Phytochemical screening of the plants revealed the presence of saponin, alkaloid, tanin, steroids, Phenols, terpenes, glycosides, and flavonoids. The presence of these secondary metabolites could be responsible for their antifungal activity. Egwin et al. have earlier demonstrated the presence of tannins in Euphorbia hirta and opined that it may account for its antimicrobial activity. Tannins have been reported to be toxic to bacteria, filamentous fungal and yeast . Ogbo and Oyibo  reported that the presence of alkaloids, saponins and terpenoids in the extract of Ocimum gratissimum may have accounted for the broad spectrum of activities on the fungal isolate tested.
The analysis of the plant extract of the leaves in this study showed a complex mixture of constituents. The total number of compounds identified varied from 7-14 in all the plant samples. It is possible that these compounds identified in the plant extracts were responsible for the observed fungi-toxic effects in the study. Sunderham  reported that the toxic action of the plant extract of E. heterophylla is due to the combined action of its constituents this is similar to the observations of Ilondu [14,16].
Erucic acid was the highest constituent found in E. heterophylla (22.22%) and A. fambiata (28.88%) extracts. Antimicrobial activity of Eruca sativa seed oil has been reported to be due to higher concentration of erucic acid present in the oil [24,25]. Varied concentrations of fatty acid including their ethyl and methyl esters were found abundant in all the plant extracts. Several researchers have reported the antifungal activity of fatty acid and their ethyl and methyl esters against pathogenic fungi [14,16,26].
The percentage inhibition of the mycelia growth of the tested fungi was found to increase as concentration of the plant extracts increased. This may be as a result of the presence of the biologically active antimicrobial compounds of the extracts in higher quantity at lower dilutions, this findings is in consonance with the work of Fernadex et al.  who suggested that with increasing concentrations the antagonistic property of the extract increased.
The above result clearly confirms that the test fungi varied widely in the degree of their susceptibility to the extracts. The extract of Euphorbia heterophylla was the most effective of all the extracts in inhibiting the growth of Aspergillus niger followed by Acalypha fimbriata, Phyllanthus amaraus and Euphorbia hirta. While ethanolic extracts of Acalypha fimbriata was the most effective in inhibiting the growth of Fusarium solani followed by Ephorbia heterophylla, Euphorbia hirta and Phyllanthus amarus.
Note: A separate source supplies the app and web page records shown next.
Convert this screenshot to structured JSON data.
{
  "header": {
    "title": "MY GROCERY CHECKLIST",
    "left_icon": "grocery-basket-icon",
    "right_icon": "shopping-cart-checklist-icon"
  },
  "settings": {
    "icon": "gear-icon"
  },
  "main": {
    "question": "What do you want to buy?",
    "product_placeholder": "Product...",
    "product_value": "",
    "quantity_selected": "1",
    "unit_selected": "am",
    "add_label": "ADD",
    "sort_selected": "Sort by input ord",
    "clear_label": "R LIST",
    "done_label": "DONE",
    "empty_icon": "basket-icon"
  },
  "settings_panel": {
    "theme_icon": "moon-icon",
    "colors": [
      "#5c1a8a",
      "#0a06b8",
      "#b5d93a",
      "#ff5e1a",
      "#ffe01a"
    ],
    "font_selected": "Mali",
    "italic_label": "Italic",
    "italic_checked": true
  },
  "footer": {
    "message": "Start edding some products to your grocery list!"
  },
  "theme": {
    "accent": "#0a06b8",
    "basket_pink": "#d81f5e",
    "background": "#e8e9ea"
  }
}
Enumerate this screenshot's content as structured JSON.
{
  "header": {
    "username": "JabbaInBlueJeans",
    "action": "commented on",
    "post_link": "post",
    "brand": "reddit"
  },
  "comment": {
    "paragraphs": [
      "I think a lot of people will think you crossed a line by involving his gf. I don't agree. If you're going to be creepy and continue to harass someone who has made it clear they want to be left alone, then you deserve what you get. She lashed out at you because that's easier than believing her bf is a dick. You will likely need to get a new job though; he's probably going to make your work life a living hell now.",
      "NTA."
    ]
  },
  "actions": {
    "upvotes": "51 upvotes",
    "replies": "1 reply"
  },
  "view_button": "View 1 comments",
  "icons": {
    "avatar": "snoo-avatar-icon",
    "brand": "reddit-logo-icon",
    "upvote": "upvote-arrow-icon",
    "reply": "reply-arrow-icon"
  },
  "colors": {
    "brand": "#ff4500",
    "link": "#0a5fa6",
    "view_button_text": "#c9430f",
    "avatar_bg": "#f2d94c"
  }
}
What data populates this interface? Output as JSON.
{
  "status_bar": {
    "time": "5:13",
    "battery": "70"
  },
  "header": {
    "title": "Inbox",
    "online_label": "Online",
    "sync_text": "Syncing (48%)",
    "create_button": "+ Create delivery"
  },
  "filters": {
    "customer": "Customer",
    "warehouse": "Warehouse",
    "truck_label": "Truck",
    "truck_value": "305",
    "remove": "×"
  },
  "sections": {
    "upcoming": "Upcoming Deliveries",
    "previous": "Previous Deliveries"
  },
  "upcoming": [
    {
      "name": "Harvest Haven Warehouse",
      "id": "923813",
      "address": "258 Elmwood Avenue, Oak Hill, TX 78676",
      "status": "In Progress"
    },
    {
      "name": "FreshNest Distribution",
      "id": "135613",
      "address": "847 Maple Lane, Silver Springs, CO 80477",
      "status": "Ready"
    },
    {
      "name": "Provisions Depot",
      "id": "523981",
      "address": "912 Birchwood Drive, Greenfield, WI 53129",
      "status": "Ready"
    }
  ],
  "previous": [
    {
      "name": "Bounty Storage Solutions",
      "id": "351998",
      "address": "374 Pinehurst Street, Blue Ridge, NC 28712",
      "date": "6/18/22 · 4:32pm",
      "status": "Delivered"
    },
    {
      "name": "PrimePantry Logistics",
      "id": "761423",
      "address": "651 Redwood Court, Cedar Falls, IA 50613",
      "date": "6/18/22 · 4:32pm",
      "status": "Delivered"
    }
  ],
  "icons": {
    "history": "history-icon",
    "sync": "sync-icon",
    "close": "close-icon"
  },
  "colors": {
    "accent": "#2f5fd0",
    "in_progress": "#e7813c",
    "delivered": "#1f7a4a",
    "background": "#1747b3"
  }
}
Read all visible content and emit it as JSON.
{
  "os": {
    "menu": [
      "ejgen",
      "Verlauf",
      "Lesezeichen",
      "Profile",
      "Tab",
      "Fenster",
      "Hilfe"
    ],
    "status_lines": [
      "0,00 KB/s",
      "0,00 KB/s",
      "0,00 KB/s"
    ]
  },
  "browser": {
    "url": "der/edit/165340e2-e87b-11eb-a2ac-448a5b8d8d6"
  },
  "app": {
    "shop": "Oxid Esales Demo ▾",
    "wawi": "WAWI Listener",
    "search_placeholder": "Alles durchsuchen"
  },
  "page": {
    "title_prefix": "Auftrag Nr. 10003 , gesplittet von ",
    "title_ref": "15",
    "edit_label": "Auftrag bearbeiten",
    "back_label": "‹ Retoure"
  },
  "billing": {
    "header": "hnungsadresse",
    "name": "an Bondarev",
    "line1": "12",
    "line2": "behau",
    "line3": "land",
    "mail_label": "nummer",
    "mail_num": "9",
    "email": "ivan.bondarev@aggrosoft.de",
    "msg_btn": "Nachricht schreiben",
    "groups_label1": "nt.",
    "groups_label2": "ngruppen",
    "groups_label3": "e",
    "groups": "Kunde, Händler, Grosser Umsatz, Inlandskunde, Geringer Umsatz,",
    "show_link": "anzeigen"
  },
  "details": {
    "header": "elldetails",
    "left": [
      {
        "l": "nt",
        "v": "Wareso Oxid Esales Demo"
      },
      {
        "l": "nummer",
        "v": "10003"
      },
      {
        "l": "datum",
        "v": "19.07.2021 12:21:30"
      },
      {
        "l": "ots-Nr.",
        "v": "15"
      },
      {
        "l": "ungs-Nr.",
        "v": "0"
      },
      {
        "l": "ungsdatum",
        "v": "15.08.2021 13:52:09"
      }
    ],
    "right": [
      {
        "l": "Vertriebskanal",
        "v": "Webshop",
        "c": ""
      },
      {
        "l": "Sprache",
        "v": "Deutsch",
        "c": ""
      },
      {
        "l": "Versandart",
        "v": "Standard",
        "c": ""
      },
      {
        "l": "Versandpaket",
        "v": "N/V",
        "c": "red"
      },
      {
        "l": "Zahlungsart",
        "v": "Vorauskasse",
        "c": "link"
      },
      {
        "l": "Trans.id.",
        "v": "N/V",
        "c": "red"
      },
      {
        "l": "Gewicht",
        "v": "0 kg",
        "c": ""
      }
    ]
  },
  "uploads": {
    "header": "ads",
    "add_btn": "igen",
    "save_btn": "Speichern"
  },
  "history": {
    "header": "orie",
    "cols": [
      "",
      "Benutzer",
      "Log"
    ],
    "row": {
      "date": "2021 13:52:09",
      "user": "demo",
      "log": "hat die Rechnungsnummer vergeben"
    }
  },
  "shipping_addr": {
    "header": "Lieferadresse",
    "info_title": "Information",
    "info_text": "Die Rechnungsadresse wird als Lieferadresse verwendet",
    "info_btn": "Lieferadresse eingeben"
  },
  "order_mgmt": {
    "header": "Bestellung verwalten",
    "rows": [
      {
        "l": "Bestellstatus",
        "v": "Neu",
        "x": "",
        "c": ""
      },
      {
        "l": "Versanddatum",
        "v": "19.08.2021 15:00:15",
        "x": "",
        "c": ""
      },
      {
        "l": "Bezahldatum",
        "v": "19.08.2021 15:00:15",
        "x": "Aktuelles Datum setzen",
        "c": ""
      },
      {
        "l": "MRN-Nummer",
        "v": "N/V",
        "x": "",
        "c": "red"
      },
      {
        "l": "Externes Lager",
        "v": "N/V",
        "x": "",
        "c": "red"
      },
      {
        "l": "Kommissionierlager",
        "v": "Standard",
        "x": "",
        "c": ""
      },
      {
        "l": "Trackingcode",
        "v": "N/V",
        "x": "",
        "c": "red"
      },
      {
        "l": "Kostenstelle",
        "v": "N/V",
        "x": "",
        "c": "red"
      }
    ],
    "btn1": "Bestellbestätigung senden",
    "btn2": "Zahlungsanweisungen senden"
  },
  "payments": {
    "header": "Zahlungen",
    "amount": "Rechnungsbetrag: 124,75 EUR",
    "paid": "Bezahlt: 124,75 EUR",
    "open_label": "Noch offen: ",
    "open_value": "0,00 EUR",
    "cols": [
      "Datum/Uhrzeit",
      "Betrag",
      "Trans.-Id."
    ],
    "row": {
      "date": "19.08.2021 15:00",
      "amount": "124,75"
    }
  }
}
Previous studies have shown that ethanolic leaf extracts of E. hirta, E. heterophylla, A. fimbriata, P. amarus and other species of these genera were capable of inhibiting the growth of bacteria, and fungi [13,23,28-32].
The result of this study is an indication that these Euphorbiaceae could be a potential source of antifungal agents. Knowledge of chemical constituents of non-economic plants is desirable because such information could be valuable in discovering new source of economic materials, which may be precursors for the synthesis of complex chemical substances. Such screening of various natural organic compounds and identification of active agents is the need of the century for the formulation of plant biofungicide and improvement of food security for the timing world population.